(5)  EESC opinion on the European Employment Strategy (EES), OJ C 133, 6.6.2003; EESC opinion on Employment policy guidelines, OJ C 208, 3.9.2003

(6)  EESC opinion on the employment policy guidelines (OJ C 208, 3.9.2003)

(7)  See, amongst others, the following EESC documents: REX/130 – 2003 – Vocational training and lifelong learning and their impact on employment in Estonia; REX/148 – 2003 – Joint declaration; REX/087 – 2002 – The situation of the small and medium-sized enterprises in Hungary compared to the SME policy of the EU

(8)  EESC opinion of 20.3.2002 on the Green Paper entitled ‘Promoting a European framework for corporate social responsibility’ (OJ C 125 of 27.5.2002)

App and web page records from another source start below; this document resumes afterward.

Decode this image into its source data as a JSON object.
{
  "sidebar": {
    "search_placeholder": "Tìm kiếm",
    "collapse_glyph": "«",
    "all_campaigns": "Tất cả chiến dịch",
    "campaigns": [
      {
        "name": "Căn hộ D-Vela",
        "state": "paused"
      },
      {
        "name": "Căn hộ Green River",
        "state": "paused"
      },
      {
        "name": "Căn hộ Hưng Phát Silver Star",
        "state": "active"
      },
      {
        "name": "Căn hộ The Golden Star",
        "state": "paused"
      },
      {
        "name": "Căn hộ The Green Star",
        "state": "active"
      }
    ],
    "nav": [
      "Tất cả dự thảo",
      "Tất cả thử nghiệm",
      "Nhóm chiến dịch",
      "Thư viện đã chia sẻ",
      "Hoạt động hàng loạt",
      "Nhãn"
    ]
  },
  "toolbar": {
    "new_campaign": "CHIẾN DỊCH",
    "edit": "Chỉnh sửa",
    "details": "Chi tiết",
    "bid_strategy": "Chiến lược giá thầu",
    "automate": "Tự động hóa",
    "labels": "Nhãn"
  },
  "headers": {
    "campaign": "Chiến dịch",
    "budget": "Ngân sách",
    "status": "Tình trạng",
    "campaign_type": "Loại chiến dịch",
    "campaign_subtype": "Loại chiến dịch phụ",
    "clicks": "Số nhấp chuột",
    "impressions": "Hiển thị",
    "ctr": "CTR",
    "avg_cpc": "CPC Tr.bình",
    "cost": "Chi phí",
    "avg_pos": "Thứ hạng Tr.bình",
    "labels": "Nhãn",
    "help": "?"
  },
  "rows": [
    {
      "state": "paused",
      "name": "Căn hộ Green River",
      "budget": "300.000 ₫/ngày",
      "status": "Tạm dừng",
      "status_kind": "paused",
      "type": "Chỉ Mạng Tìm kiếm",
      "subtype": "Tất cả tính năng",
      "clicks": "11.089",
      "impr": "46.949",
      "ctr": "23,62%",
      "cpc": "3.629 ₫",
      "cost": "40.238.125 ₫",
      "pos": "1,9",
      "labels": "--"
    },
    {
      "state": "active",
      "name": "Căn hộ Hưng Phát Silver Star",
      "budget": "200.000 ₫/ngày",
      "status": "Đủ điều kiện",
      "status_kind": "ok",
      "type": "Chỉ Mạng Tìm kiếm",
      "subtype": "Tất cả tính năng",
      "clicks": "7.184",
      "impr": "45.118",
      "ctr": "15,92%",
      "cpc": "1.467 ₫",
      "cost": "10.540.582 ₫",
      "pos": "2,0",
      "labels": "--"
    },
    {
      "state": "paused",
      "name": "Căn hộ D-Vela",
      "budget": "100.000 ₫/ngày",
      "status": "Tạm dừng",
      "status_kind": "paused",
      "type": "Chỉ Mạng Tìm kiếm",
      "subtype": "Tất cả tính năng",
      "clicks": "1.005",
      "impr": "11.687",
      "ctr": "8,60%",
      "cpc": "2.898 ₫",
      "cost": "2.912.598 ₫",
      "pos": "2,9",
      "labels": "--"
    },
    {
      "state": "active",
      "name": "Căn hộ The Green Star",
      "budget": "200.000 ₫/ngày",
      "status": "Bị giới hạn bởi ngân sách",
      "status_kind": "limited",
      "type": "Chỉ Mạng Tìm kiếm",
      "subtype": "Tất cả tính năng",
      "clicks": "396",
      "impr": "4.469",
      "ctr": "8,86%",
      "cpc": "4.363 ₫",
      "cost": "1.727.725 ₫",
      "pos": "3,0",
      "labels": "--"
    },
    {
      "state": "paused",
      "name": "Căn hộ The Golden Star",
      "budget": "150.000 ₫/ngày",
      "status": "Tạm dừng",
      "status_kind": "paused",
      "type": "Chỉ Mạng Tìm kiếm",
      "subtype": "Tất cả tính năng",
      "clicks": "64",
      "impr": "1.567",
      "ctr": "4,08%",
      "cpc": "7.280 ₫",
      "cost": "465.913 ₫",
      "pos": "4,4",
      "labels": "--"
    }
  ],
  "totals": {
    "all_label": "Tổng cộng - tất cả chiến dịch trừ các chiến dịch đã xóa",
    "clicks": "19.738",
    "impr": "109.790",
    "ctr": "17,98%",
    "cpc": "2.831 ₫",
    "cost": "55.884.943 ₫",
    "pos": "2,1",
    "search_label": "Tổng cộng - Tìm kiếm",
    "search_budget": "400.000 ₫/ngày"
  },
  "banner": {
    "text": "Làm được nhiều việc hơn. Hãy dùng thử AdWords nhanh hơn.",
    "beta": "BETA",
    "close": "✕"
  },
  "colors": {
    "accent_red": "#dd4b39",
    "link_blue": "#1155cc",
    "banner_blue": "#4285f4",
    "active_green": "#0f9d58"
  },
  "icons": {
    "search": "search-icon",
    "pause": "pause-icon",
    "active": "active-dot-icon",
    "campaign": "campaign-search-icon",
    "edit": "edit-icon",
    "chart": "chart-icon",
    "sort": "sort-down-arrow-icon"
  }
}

(9)  EESC opinion on the Green Paper on Entrepreneurship in Europe

(10)  European Charter for Small Enterprises, June 2000; EESC opinion on a European Charter for Small Enterprises, OJ C 204, 18.7.2002

(11)  See the EESC opinion on the social economy and the single market (OJ C 117 of 26.4.2000)

(12)  EESC opinion on the European Employment Strategy (OJ C 133 of 6.6.2003)

(13)  Orientations for reference in managing change and its social consequences – 16.10.2003, UNICE, ETUC, CEEP, UEAPME

(14)  EESC Opinion on the European Commission White Paper entitled ‘A new impetus for European youth’ (OJ C 149 of 21.6.2002); EESC Opinion on the White Paper on Youth Policy (OJ C 116 of 20.4.2001)

(15)  Council Decision on guidelines for the employment policies of the Member States (2003/578/EC)

(16)  European Foundation for the Improvement of Living and Working Conditions document entitled ‘Combating age barriers in employment’; in this context see also the EESC opinion on Older workers (OJ C 14 of 16.1.2001

(17)  EESC opinion of 20.3.2002 on the Green Paper entitled ‘Promoting a European framework for corporate social responsibility’ (OJ C 125 of 27.5.2002)

(18)  See the EESC opinion of 10.12.2003 on the Communication from the Commission on immigration, integration and employment (SOC/138)

(19)  See, amongst others, the EESC opinions on the following subjects: The European dimension of education: its nature, content and prospects (OJ C 139, 11.5.2001); Lifelong learning (OJ C 311, 7.11.2001); European benchmarks in education and training (OJ C 133, 6.6.2003); the eLearning Action Plan – Designing tomorrow's education (OJ C 36, 8.2.2002); and the eLearning Programme (OJ C 133, 6.6.2003)

(20)  See, especially, the EESC opinion on the European Dimension of Education: its nature, content and prospects (OJ C 139, 11.5.2001)

(21)  Communiqué of the Conference of Ministers responsible for Higher Education in Berlin on 19 September 2003

(22)  Opinion of the EESC on lifelong learning (OJ C 311, 7.11.2001)

(23)  Framework of Actions for the Lifelong Development of Competences and Qualifications, published on 14.3.2002


to the Opinion of the European Economic and Social Committee

Rejected amendment

The following amendment, which was supported by a quarter of the votes cast, was rejected in the course of the debate.

Point 3.5, third bullet point

promoting and consolidating flexible forms of employment, such as temporary work, which may, if workers so wish, serve as a springboard for providing access to lasting employment; in this context, equal treatment and worker protection provisions should also be respected. It is also important to promote innovative forms of organising employment (e.g. teleworking). New forms of flexibility on the labour market should go hand in hand with new forms of security. In this context, the social partners have a very important role to play in establishing the appropriate general conditions, inter alia in respect of collective bargaining policy;

Delete the first two sentences and change the following two sentences so that the text reads as follows:

‘New forms of flexibility on the labour market should go hand in hand with new forms of security. The general conditions for this should be established by the social partners through collective bargaining.’


The statement to promote temporary work cannot be an acceptable policy. There are situations where such forms of employment are necessary but the promotion should be for lasting employment. Flexible forms should be considered an exception to this. The rules for flexible employment should always be a question for the social partners.


For: 53, against: 67, abstentions: 4.